- What you are asked to do:
For the listing below, report all lines that hold the word "this".

== Segment start ==

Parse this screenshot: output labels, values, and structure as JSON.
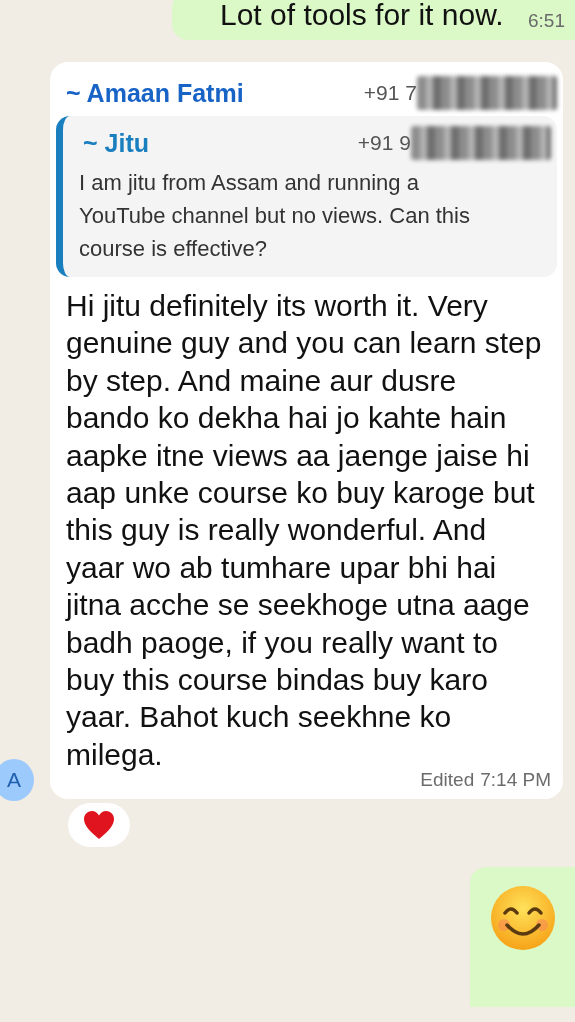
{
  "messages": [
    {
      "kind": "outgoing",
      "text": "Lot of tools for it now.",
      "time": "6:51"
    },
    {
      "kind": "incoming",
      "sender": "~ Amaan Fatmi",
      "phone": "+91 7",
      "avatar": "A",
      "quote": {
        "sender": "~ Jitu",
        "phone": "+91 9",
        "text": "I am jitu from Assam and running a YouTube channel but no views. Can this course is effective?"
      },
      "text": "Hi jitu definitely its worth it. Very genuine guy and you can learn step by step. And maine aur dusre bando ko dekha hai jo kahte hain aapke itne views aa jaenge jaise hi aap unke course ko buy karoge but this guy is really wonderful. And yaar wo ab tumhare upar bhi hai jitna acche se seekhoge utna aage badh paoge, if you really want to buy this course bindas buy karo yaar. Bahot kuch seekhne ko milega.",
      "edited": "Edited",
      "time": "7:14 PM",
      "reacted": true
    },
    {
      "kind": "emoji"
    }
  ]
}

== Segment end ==

- Result:
Parse this screenshot: output labels, values, and structure as JSON.
        "text": "I am jitu from Assam and running a YouTube channel but no views. Can this course is effective?"
      "text": "Hi jitu definitely its worth it. Very genuine guy and you can learn step by step. And maine aur dusre bando ko dekha hai jo kahte hain aapke itne views aa jaenge jaise hi aap unke course ko buy karoge but this guy is really wonderful. And yaar wo ab tumhare upar bhi hai jitna acche se seekhoge utna aage badh paoge, if you really want to buy this course bindas buy karo yaar. Bahot kuch seekhne ko milega.",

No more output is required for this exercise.